DATASET EXCERPTS:

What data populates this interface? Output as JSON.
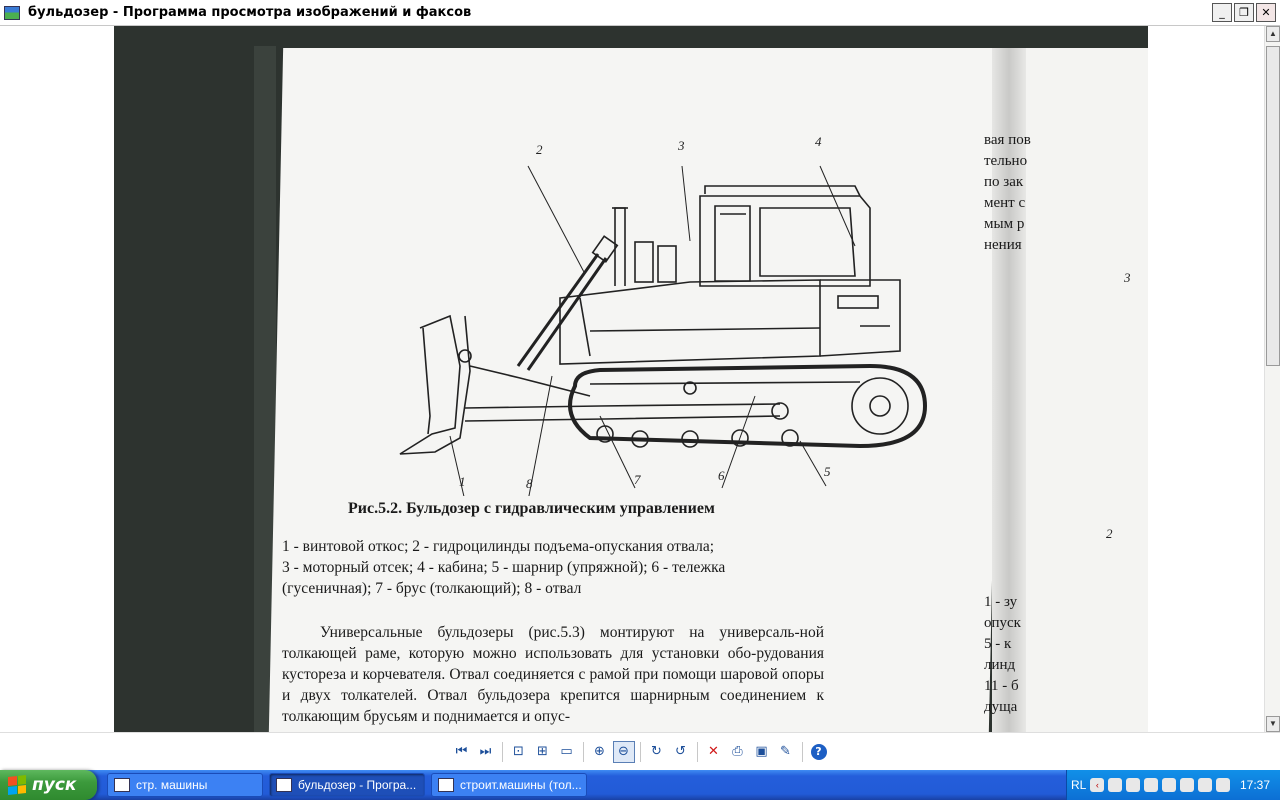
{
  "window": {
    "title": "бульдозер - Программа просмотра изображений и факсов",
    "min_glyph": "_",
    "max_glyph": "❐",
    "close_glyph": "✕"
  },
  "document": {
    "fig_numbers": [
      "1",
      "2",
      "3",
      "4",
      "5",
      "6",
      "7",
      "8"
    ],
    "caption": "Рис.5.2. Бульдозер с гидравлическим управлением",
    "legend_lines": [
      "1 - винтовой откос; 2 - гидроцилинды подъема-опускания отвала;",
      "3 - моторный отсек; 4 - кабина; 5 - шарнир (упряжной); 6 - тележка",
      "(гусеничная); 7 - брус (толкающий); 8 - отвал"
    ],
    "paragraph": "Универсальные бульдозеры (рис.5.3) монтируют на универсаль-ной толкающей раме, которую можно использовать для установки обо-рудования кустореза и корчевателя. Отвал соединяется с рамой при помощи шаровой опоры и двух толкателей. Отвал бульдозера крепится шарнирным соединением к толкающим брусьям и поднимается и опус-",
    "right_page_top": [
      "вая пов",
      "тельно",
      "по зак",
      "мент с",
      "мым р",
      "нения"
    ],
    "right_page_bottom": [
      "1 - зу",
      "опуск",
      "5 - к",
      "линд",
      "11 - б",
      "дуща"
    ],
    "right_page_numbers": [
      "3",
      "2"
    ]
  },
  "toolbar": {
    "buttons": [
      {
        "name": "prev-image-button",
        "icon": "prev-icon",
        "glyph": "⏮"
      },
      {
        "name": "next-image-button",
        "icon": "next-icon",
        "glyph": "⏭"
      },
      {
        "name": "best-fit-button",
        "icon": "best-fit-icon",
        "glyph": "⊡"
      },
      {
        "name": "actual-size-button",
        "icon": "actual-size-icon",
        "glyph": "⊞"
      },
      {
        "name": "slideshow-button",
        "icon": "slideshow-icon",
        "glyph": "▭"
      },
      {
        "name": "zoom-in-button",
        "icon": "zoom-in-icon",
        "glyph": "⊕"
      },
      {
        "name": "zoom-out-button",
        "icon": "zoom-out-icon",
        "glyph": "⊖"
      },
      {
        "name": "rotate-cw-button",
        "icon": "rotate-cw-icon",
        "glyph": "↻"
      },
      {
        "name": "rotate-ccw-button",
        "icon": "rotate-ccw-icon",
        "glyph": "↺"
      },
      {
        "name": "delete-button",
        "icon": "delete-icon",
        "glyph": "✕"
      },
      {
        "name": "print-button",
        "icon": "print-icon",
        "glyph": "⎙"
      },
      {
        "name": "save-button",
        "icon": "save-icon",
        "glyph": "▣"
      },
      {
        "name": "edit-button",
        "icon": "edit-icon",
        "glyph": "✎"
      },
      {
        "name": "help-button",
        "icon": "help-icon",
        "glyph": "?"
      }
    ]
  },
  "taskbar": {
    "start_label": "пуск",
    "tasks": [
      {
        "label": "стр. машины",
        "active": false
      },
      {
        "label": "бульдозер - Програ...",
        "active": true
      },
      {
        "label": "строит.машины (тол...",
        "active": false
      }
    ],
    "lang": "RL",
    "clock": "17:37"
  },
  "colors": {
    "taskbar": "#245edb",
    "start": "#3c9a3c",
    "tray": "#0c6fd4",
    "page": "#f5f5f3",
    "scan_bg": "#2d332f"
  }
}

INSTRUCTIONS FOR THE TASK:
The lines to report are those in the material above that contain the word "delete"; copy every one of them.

EXERCISE ANSWER:
        "name": "delete-button",
        "icon": "delete-icon",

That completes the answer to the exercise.